The MCP transports him into the game grid where he is to battle other programs with control from the MCP and its second in command, Sark. They are forced to participate in gladiator-like matches. It is in this arena that he meets Alan, Tron and Yori. Together, they attempt to take on the MCP. Through numerous battling, they manage to deactivate the MCP. Dillinger’s plagiarism is exposed when he walks into the office finding the MCP deactivated.
In the film, the conflict arises when Dillinger, steals Flynn’s software and uses them to climb the organizational ladder. Flynn is not letting things cool and develops a desire to expose the Dillinger’s antics. Since he is no longer an employee in ENCOM, he uses his former colleagues to help him infiltrate the system and gain access to his software. Dillinger gets to know his motives and develops the MCP to guard against his programs from a third party infiltration. This becomes the most interesting part since Flynn has to battle the MCP to expose Dillinger. The characters unite against Dillinger. All of them work hard to expose his piracy.
The protagonist in the film is Flynn while Dillinger is the Villain. However, the director develops other characters to carry on with the storyline and help build the plot. For instance, support cast like Lora, Alan, Yori and Crom are developed to help the protagonist to carry on with his mission. The MCP in this case serves to help the villain thwart the actions of the protagonist and his support cast. Towards the end, the MCP is deactivated, and Dillinger is exposed!

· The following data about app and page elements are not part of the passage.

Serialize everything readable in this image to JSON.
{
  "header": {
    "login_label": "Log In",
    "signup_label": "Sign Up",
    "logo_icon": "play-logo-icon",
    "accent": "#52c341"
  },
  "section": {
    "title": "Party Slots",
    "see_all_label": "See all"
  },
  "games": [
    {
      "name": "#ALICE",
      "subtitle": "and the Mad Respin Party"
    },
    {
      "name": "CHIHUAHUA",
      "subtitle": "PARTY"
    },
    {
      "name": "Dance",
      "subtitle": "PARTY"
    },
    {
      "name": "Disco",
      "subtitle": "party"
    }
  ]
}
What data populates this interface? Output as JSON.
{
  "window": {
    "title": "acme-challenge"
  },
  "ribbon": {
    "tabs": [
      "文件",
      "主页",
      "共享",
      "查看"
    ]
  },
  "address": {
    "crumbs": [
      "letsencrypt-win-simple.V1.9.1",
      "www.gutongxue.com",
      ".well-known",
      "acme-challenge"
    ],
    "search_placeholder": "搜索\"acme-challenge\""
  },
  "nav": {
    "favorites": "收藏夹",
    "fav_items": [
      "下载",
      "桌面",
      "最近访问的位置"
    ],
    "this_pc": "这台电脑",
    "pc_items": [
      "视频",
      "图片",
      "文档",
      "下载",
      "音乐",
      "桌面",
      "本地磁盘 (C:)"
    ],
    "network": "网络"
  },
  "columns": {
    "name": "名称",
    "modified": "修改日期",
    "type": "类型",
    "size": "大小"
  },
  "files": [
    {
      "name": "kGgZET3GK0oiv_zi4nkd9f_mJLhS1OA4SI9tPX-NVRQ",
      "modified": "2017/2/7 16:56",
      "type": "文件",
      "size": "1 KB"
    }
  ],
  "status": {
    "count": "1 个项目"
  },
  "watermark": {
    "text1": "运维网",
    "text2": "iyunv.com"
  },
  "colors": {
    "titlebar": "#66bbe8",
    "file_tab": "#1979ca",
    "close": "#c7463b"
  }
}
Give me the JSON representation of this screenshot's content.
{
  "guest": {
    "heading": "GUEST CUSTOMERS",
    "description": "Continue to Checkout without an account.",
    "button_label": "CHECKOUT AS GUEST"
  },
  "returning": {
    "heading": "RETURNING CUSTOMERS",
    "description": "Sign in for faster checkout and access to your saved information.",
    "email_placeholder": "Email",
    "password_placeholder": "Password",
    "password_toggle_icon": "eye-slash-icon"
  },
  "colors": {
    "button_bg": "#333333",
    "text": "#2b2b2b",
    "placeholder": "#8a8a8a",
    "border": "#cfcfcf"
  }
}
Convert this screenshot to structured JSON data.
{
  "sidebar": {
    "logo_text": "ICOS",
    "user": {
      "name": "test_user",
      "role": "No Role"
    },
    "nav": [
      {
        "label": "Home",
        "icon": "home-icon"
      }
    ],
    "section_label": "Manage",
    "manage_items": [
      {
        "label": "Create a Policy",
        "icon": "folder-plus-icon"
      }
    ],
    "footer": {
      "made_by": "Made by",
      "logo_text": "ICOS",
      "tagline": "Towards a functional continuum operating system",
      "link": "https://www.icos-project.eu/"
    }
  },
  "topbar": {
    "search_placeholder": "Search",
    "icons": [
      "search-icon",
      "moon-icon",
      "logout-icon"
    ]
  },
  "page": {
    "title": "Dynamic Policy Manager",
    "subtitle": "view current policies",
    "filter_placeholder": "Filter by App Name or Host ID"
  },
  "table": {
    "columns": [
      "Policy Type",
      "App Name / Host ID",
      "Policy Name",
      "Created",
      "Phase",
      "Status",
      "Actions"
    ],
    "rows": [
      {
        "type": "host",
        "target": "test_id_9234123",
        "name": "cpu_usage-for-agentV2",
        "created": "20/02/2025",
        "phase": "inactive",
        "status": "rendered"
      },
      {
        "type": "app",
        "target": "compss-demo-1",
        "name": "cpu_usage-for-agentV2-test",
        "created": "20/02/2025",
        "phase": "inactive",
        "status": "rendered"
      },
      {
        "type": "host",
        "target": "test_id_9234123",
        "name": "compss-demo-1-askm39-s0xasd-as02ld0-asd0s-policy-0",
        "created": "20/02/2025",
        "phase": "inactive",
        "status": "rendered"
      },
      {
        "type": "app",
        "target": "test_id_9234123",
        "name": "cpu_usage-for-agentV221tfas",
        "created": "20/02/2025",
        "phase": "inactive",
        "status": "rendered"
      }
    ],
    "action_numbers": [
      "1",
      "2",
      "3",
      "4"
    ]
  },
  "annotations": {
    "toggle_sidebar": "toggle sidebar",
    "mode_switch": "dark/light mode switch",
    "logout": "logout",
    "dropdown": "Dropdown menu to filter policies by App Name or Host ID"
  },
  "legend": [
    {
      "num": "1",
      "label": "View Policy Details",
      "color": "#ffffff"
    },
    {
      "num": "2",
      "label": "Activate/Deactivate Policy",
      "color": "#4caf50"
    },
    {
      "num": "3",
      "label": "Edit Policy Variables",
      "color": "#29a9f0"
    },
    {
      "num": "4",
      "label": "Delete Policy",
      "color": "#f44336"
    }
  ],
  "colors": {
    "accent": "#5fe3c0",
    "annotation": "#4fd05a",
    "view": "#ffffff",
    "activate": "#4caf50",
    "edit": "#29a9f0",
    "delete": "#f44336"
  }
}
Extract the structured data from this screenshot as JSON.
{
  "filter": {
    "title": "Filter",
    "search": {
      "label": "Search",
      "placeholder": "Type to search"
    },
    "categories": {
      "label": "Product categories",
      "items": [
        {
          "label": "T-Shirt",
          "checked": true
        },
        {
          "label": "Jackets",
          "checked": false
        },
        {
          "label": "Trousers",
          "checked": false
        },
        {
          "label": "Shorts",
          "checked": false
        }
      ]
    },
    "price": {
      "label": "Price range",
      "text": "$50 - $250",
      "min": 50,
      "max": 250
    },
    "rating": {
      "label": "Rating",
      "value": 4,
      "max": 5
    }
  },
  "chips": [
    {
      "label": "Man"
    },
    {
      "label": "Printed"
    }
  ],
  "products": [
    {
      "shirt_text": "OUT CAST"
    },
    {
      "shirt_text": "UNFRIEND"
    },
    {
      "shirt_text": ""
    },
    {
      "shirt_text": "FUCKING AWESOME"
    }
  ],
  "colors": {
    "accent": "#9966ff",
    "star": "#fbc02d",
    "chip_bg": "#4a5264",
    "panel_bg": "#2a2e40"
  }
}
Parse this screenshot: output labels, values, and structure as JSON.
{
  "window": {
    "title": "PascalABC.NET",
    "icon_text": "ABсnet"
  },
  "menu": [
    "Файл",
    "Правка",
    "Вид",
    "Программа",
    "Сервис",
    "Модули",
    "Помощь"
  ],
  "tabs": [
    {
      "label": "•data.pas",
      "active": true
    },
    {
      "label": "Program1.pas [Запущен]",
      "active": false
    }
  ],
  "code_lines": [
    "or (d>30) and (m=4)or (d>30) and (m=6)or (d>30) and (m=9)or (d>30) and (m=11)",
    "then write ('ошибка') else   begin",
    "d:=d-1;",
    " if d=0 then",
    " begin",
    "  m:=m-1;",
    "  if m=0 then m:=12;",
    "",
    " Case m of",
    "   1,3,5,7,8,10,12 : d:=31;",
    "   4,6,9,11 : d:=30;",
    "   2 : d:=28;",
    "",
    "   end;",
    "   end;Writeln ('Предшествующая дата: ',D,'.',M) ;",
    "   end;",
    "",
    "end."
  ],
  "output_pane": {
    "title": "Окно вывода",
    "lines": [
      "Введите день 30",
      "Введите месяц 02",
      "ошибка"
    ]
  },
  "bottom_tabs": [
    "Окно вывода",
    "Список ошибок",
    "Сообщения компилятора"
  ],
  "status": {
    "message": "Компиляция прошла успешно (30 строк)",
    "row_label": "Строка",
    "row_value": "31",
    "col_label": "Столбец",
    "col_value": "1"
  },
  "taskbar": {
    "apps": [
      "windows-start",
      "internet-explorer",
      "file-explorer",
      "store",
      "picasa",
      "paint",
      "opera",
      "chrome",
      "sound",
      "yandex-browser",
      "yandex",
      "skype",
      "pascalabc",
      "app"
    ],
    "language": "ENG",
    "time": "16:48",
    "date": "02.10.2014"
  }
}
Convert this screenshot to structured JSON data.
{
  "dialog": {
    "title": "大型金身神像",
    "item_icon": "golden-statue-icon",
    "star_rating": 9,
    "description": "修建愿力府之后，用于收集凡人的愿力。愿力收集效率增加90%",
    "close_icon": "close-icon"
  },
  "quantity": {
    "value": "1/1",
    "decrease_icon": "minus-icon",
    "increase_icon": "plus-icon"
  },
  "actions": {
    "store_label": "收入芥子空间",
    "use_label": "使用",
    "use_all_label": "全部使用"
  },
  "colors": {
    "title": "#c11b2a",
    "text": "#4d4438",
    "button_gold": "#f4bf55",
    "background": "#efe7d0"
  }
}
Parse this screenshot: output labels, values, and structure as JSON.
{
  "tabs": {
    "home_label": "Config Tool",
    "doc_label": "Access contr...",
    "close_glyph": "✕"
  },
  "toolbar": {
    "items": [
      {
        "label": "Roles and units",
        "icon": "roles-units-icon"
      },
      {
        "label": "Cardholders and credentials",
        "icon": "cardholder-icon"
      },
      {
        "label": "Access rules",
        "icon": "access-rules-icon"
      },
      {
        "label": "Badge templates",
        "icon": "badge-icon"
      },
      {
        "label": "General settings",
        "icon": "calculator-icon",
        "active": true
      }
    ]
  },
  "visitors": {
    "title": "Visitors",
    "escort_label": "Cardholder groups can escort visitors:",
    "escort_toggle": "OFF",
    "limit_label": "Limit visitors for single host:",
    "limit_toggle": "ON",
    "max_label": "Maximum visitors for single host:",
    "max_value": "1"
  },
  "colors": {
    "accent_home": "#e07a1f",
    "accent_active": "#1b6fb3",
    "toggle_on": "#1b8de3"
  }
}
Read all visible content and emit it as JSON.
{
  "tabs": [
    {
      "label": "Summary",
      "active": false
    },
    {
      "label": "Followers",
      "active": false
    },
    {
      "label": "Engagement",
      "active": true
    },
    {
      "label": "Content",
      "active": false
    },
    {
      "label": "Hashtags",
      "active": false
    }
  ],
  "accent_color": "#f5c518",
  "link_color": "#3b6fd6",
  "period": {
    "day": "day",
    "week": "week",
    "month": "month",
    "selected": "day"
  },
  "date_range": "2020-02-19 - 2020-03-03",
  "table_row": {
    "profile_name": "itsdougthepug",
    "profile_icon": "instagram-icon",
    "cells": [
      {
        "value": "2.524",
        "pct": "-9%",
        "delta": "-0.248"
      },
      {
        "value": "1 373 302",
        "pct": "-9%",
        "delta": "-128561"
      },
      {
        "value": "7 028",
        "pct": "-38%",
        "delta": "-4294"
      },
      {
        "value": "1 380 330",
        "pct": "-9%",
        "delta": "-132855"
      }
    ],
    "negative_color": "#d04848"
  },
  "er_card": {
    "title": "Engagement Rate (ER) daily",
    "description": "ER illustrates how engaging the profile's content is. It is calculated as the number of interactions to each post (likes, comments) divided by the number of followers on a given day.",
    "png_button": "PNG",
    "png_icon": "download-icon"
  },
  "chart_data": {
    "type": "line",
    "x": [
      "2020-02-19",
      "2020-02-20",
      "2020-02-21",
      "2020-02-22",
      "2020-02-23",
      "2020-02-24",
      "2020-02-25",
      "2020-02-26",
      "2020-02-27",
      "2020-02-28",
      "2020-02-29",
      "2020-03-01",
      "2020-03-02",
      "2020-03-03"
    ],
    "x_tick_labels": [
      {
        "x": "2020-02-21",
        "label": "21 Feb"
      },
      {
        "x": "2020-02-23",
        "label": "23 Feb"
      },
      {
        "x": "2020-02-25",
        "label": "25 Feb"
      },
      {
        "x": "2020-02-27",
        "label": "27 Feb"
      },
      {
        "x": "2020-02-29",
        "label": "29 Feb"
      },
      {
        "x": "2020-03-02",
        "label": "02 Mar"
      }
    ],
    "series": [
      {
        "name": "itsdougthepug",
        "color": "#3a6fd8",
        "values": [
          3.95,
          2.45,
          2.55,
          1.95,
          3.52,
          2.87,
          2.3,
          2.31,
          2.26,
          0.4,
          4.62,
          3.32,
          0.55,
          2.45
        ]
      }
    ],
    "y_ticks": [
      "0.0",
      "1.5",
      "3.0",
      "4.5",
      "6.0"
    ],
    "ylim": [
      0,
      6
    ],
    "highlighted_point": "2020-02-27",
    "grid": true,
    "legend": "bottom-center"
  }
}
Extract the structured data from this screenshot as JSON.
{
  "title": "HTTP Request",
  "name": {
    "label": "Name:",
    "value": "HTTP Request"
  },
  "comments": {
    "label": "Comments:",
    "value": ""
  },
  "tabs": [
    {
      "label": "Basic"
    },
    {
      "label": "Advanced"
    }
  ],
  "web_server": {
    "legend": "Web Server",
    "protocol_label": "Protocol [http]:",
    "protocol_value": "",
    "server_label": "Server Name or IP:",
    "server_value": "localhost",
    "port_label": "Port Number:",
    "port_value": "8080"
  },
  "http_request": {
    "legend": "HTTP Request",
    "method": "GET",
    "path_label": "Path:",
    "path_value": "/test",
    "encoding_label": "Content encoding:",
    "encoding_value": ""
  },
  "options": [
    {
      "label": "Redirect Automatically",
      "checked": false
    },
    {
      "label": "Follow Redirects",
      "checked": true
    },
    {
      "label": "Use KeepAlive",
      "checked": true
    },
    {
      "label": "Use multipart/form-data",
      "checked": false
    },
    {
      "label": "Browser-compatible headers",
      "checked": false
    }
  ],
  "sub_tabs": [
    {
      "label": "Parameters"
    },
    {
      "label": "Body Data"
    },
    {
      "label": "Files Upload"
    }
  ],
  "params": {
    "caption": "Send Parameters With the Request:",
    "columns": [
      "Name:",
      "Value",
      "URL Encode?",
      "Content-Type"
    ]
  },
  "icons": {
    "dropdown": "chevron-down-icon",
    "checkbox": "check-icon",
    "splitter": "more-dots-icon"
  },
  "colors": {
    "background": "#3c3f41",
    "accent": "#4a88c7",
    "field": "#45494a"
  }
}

Tron is a dazzling movie with breath-taking scenes. The technological sound and light show is sensational, stylish, funny, as well as brainy. The most intriguing part is where Flynn enters the computer and battles other programs. In the age of special movie effects, Tron is just a state-of-the-art film. It generates a multitude of imaginary computer universe. Probably, the Disney Company has the ability to imagine any fictional landscape through animated computer programs. Their ability to integrate human actors and this imaginary world is just awesome.
The atmosphere in the film is a bit terrific but equally exciting. The gamesmen race each other at blinding speed, hurtling up and down computer grids. The speed part is terrifying. One can easily pray that the characters do not collide lest they crash each other into pieces. The characters sneak around the MCP’s logic guardian terminal and talk their way past the forbidden programs to deactivate the MCP. This is equally breath-taking but funny at the same time. The movie also draws sympathy from the viewer. At its initial stages, Flynn has developed a program which is stolen by Dillinger. The stolen programs earn him numerous promotions while poor Flynn is fired. This calls for sympathy from the viewer.
The costumes worn by different cast were impeccable. They rhymed with setting of the film. The coloring for good was blue while the coloring for evil was red. Thus, a good group (those affiliated to Flynn) wore blue combat space suits while the evil one (those loyal to Sark and MCP), wore red combat suits. However, the color is not defined to a particular group. Sark’s tank commanders wore blue but appeared green in some presentations. After defeating Sark and the MCP, the heroes drive away in different in different colored tanks; Flynn drives away in a yellow cycles, Tron (orange), while Rom drives in red cycles. Tron was nominated for best costume award.
The sound effects in the film were incredible. The soundtrack for the movie was written by electronic musician, Wendy Carlos. The music was a mixture of moog synthesizer and GDS synthesizer. The film integrated synthesized music with full orchestra. The sound effects were so great that they have inspired fellow animators, musicians and film producers.